Ayotte, who is in her first term, is facing a challenge from Democratic Gov. Maggie Hassan, and early polling suggests a close race in the offing. New Hampshire will be an important battleground as Democrats seek to regain control of the Senate in next year’s elections.
Ayotte laid out her position in a carefully worded statement, which notes that New Hampshire is already “well on its way” to meeting its emissions-cutting target. Ayotte vowed to “carefully monitor” the implementation of the rule to ensure it provides enough flexibility and does not drive up energy costs in the state.
The announcement from Ayotte’s office points out that it’s not the first time she has broken with GOP leadership on environmental issues.
In 2011 and 2012, she was among a half-dozen Republicans to vote against bills that would have blocked EPA rules to cut smog-forming and toxic pollution from power plants.
But Democrats quickly attacked Ayotte after Sunday’s announcement.

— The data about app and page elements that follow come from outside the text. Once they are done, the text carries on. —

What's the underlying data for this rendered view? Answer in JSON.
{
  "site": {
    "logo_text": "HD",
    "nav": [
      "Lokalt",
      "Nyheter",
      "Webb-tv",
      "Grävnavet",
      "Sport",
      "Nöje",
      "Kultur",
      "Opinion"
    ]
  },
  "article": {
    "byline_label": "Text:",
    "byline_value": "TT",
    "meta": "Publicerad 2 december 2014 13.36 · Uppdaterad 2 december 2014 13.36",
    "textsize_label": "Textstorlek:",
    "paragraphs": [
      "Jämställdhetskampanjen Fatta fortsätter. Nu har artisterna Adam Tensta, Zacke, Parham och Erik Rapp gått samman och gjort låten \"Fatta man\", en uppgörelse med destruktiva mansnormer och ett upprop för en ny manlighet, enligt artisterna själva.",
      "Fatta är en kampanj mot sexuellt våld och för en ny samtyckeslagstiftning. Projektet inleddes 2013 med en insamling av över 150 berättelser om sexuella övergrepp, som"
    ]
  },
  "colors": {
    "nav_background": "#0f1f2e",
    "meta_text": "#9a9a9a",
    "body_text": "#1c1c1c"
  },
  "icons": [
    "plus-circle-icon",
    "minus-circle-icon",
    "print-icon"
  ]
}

The New Hampshire Democratic Party issued a press release calling Ayotte’s support for the EPA rule “hollow.”
Democrats pointed to Ayotte’s vote in favor of a failed 2011 amendment authored by McConnell that would have blocked EPA regulation of greenhouse gases and support for a 2015 McConnell amendment that would prevent EPA from withholding highway funds from states that do not take steps to implement EPA’s power-plant rule.
“While I’m glad to see that Kelly Ayotte is heeding Maggie Hassan’s call for New Hampshire’s delegation to support the Clean Power Plan, it’s impossible to take Ayotte’s hollow support seriously considering that she’s voted to undermine the very efforts she now claims to support,” said Ray Buckley, chairman of the New Hampshire Democratic Party.

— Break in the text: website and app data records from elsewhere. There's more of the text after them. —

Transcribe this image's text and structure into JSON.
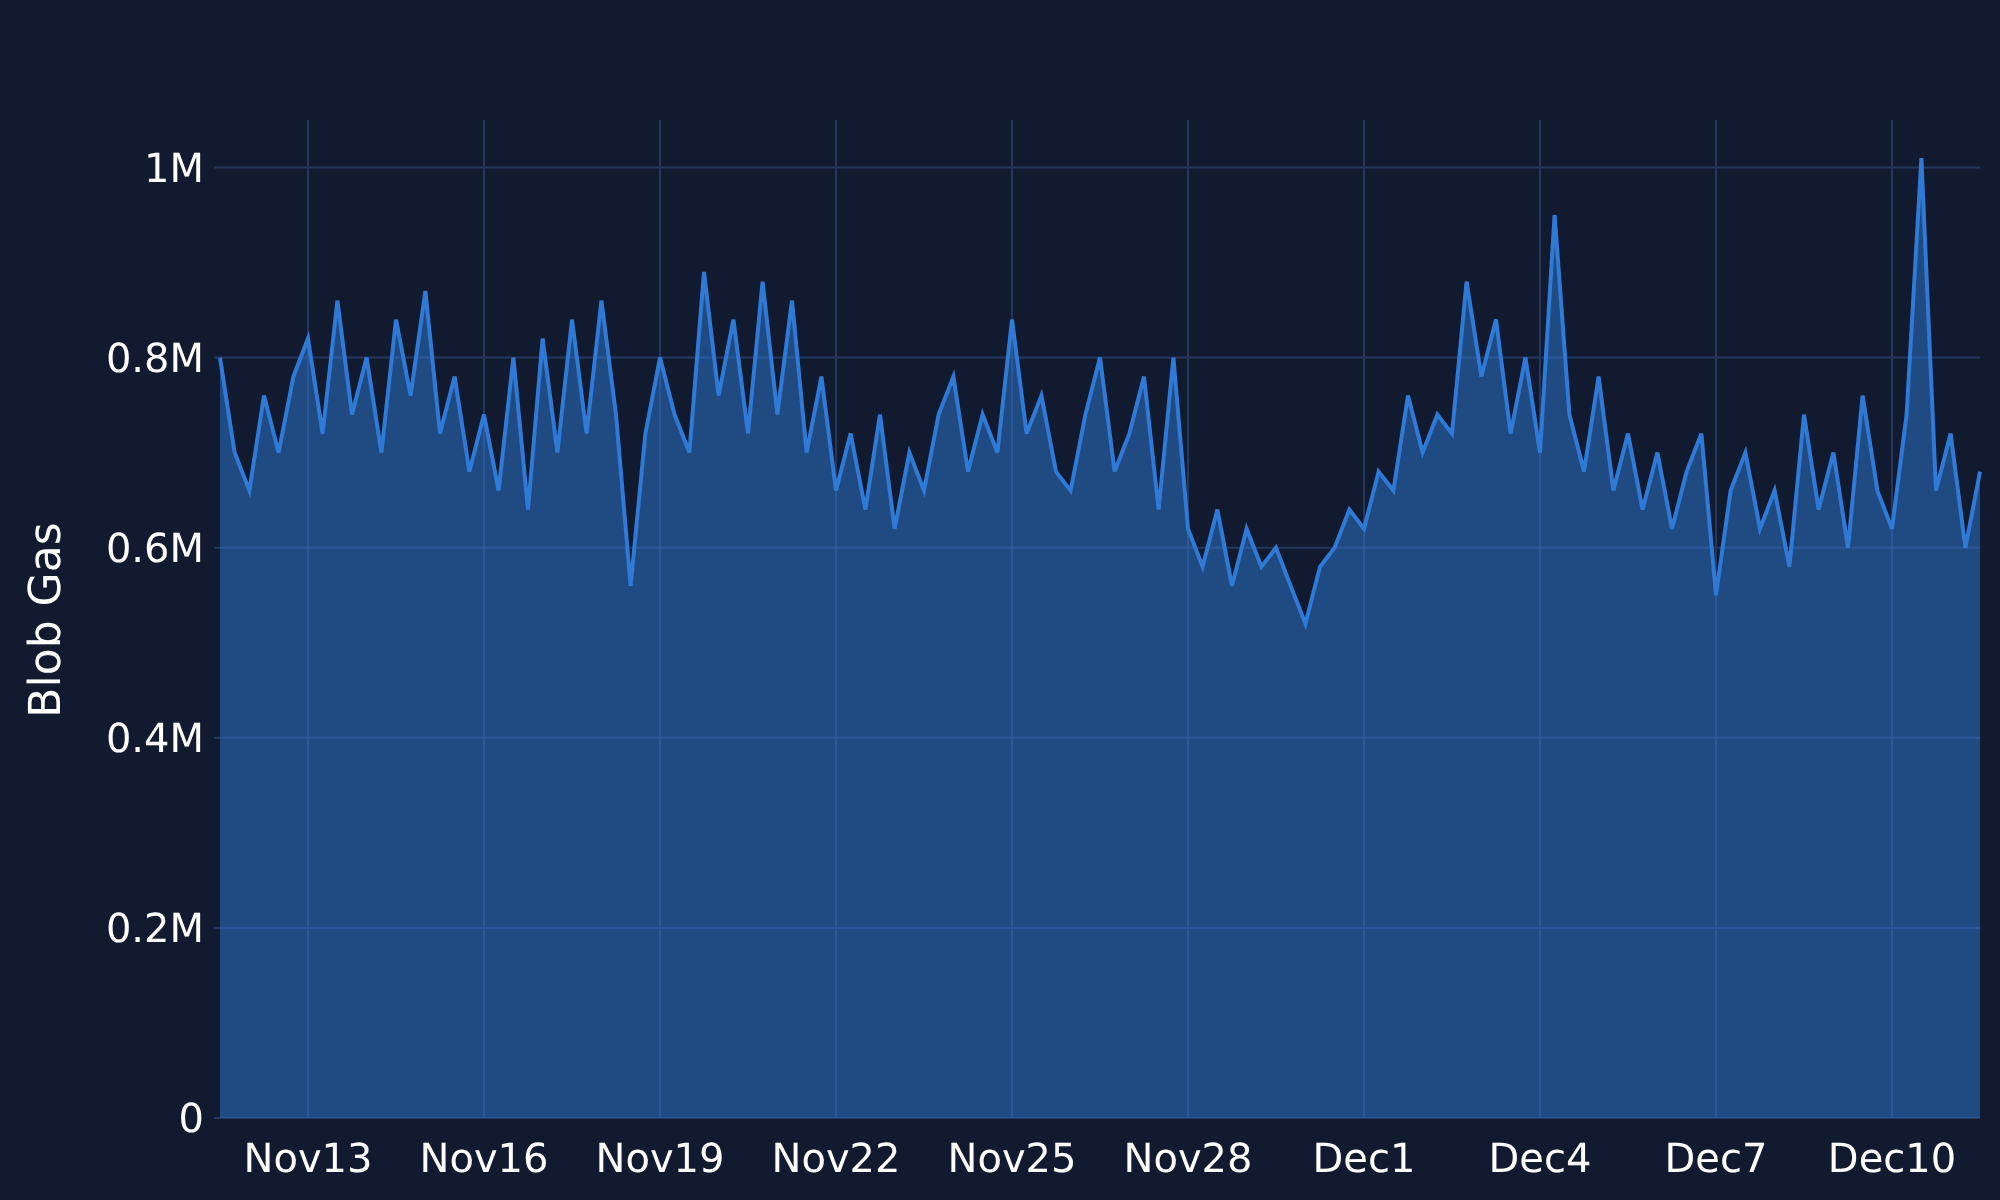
{
  "chart": {
    "chart_data": {
      "type": "area",
      "ylabel": "Blob Gas",
      "categories": [
        null,
        null,
        null,
        null,
        null,
        null,
        "Nov13",
        null,
        null,
        null,
        null,
        null,
        null,
        null,
        null,
        null,
        null,
        null,
        "Nov16",
        null,
        null,
        null,
        null,
        null,
        null,
        null,
        null,
        null,
        null,
        null,
        "Nov19",
        null,
        null,
        null,
        null,
        null,
        null,
        null,
        null,
        null,
        null,
        null,
        "Nov22",
        null,
        null,
        null,
        null,
        null,
        null,
        null,
        null,
        null,
        null,
        null,
        "Nov25",
        null,
        null,
        null,
        null,
        null,
        null,
        null,
        null,
        null,
        null,
        null,
        "Nov28",
        null,
        null,
        null,
        null,
        null,
        null,
        null,
        null,
        null,
        null,
        null,
        "Dec1",
        null,
        null,
        null,
        null,
        null,
        null,
        null,
        null,
        null,
        null,
        null,
        "Dec4",
        null,
        null,
        null,
        null,
        null,
        null,
        null,
        null,
        null,
        null,
        null,
        "Dec7",
        null,
        null,
        null,
        null,
        null,
        null,
        null,
        null,
        null,
        null,
        null,
        "Dec10",
        null,
        null,
        null,
        null,
        null,
        null
      ],
      "grid": true,
      "series": [
        {
          "color": "#2f7ad6",
          "values": [
            0.8,
            0.7,
            0.66,
            0.76,
            0.7,
            0.78,
            0.82,
            0.72,
            0.86,
            0.74,
            0.8,
            0.7,
            0.84,
            0.76,
            0.87,
            0.72,
            0.78,
            0.68,
            0.74,
            0.66,
            0.8,
            0.64,
            0.82,
            0.7,
            0.84,
            0.72,
            0.86,
            0.74,
            0.56,
            0.72,
            0.8,
            0.74,
            0.7,
            0.89,
            0.76,
            0.84,
            0.72,
            0.88,
            0.74,
            0.86,
            0.7,
            0.78,
            0.66,
            0.72,
            0.64,
            0.74,
            0.62,
            0.7,
            0.66,
            0.74,
            0.78,
            0.68,
            0.74,
            0.7,
            0.84,
            0.72,
            0.76,
            0.68,
            0.66,
            0.74,
            0.8,
            0.68,
            0.72,
            0.78,
            0.64,
            0.8,
            0.62,
            0.58,
            0.64,
            0.56,
            0.62,
            0.58,
            0.6,
            0.56,
            0.52,
            0.58,
            0.6,
            0.64,
            0.62,
            0.68,
            0.66,
            0.76,
            0.7,
            0.74,
            0.72,
            0.88,
            0.78,
            0.84,
            0.72,
            0.8,
            0.7,
            0.95,
            0.74,
            0.68,
            0.78,
            0.66,
            0.72,
            0.64,
            0.7,
            0.62,
            0.68,
            0.72,
            0.55,
            0.66,
            0.7,
            0.62,
            0.66,
            0.58,
            0.74,
            0.64,
            0.7,
            0.6,
            0.76,
            0.66,
            0.62,
            0.74,
            1.01,
            0.66,
            0.72,
            0.6,
            0.68
          ]
        }
      ],
      "ylim": [
        0,
        1.05
      ],
      "yticks": [
        {
          "value": 0,
          "label": "0"
        },
        {
          "value": 0.2,
          "label": "0.2M"
        },
        {
          "value": 0.4,
          "label": "0.4M"
        },
        {
          "value": 0.6,
          "label": "0.6M"
        },
        {
          "value": 0.8,
          "label": "0.8M"
        },
        {
          "value": 1,
          "label": "1M"
        }
      ]
    }
  }
}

This story has been updated.
What We're Following See More »
President Trump added five new names to his Supreme Court short list on Friday, should a need arise to appoint a new justice. The list now numbers 25 individuals. They are: 7th Circuit Appeals Judge Amy Coney Barrett, Georgia Supreme Court Justice Britt C. Grant, District of Columbia Circuit Appeals Court Judge Brett M. Kavanaugh, 11th Circuit Appeals Judge Kevin C. Newsom, and Oklahoma Supreme Court Justice Patrick Wyrick.
"Attorney General Jeff Sessions announced Friday the Justice Department will revamp its policy for issuing guidance documents. Speaking at the Federalist Society’s annual conference in Washington Friday, Sessions said the Justice Department will no longer issue guidance that 'purports to impose new obligations on any party outside the executive branch.' He said DOJ will review and repeal any documents that could violate this policy." Sessions said: “Too often, rather than going through the long, slow, regulatory process provided in statute, agencies make new rules through guidance documents—by simply sending a letter. This cuts off the public from the regulatory process by skipping the required public hearings and comment periods—and it is simply not what these documents are for. Guidance documents should be used to explain existing law—not to change it.”
"Christopher Steele, the former British intelligence officer who wrote the explosive dossier alleging ties between Donald Trump and Russia," says in a new book by The Guardian's Luke Harding that "Trump's land and hotel deals with Russians needed to be examined. ... Steele did not go into further detail, Harding said, but seemed to be referring to a 2008 home sale to the Russian oligarch Dmitry Rybolovlev. Richard Dearlove, who headed the UK foreign-intelligence unit MI6 between 1999 and 2004, said in April that Trump borrowed money from Russia for his business during the 2008 financial crisis."
"The British publicist who helped set up the fateful meeting between Donald Trump Jr. and a group of Russians at Trump Tower in June 2016 is ready to meet with Special Prosecutor Robert Mueller's office, according to several people familiar with the matter. Rob Goldstone has been living in Bangkok, Thailand, but has been communicating with Mueller's office through his lawyer, said a source close to Goldstone."